  6. ^ "Tooze, Adam | Department of History - Columbia University". Retrieved 2019-02-17.
  7. ^ "Faculty: Adam Tooze". yale.edu. Archived from the original on 2012-11-24. Retrieved 15 November 2012.
  8. ^ "Previous Winners - The Wolfson Foundation". www.wolfson.org.uk. Retrieved 2019-02-17.
  9. ^ "Adam Tooze Wins the 2019 Lionel Gelber Prize for Crashed; How a Decade of Financial Crises Changed the World" (PDF). The Lionel Gelber Prize. February 26, 2019. Retrieved March 31, 2019.
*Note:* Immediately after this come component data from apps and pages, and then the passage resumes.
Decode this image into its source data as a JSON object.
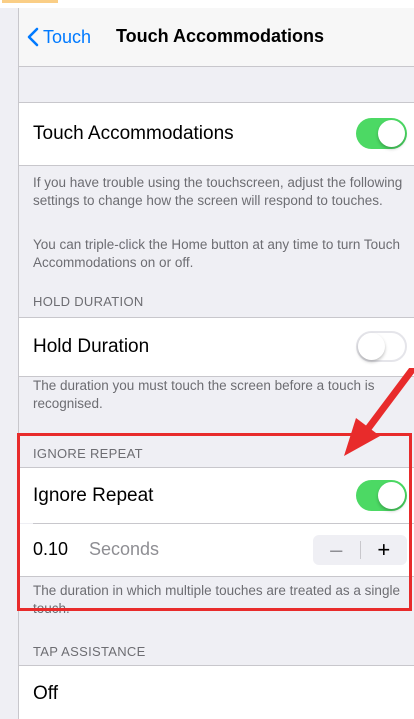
{
  "navbar": {
    "back_label": "Touch",
    "title": "Touch Accommodations"
  },
  "touch_accommodations": {
    "label": "Touch Accommodations",
    "enabled": true,
    "footnote_1": "If you have trouble using the touchscreen, adjust the following settings to change how the screen will respond to touches.",
    "footnote_2": "You can triple-click the Home button at any time to turn Touch Accommodations on or off."
  },
  "hold_duration": {
    "header": "HOLD DURATION",
    "label": "Hold Duration",
    "enabled": false,
    "footnote": "The duration you must touch the screen before a touch is recognised."
  },
  "ignore_repeat": {
    "header": "IGNORE REPEAT",
    "label": "Ignore Repeat",
    "enabled": true,
    "value": "0.10",
    "unit": "Seconds",
    "minus": "–",
    "plus": "+",
    "footnote": "The duration in which multiple touches are treated as a single touch."
  },
  "tap_assistance": {
    "header": "TAP ASSISTANCE",
    "selected": "Off"
  },
  "colors": {
    "accent": "#007aff",
    "switch_on": "#4cd964",
    "annotation": "#e82b2b"
  }
}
  10. ^ "Adam Tooze". Financial Times. Retrieved 2019-03-04.
  11. ^ "Adam Tooze · LRB". www.lrb.co.uk. Retrieved 2019-03-04.
  12. ^ "New Left Review - author". newleftreview.org. Retrieved 2019-03-04.
  13. ^ "Adam Tooze | The Guardian". the Guardian. Retrieved 2019-03-04.
  14. ^ Tooze, Adam. "Adam Tooze". Foreign Policy. Retrieved 2019-03-04.
  15. ^ "Adam Tooze". ZEIT ONLINE (in German). Retrieved 2019-03-04.
  16. ^ Tooze, Adam (2007) [2006]. The Wages of Destruction (1st ed.). New York, New York: Viking Penguin. p. v. ISBN 978-0-670-03826-8.
  17. ^ "Statistics and the German State". Adam Tooze's personal website. Retrieved 2019-02-17.
  18. ^ "The Wages of Destruction". Adam Tooze's personal website. Retrieved 2019-02-17.
  19. ^ "The Deluge". Adam Tooze's personal website. Retrieved 2019-02-17.
  20. ^ "Crashed". Adam Tooze's personal website. Retrieved 2019-02-17.
  21. ^ "The Cambridge History of the Second World War". Adam Tooze's personal website. Retrieved 2019-02-17.
  22. ^ Sozialforschung, Hamburger Institut für. "Personen Detailansicht". Hamburger Institut für Sozialforschung. Retrieved 2019-02-17.
  23. ^ "Normalität und Fragilität: Demokratie nach dem Ersten Weltkrieg". Adam Tooze's personal website. Retrieved 2019-02-17.
  24. ^ Tooze, Adam (2019-04-04). "Is this the end of the American century?". London Review of Books. pp. 3–7. ISSN 0260-9592. Retrieved 2019-03-27.
  25. ^ London Review of Books (LRB) (2019-03-27), Adam Tooze: American Power in the Long 20th Century, retrieved 2019-03-31
  26. ^ Tooze, Adam (2019-06-06). "Democracy and Its Discontents". ISSN 0028-7504. Retrieved 2019-05-29.
  27. ^ "Framing Crashed Archives". ADAM TOOZE. Retrieved 2019-03-31.

External linksEdit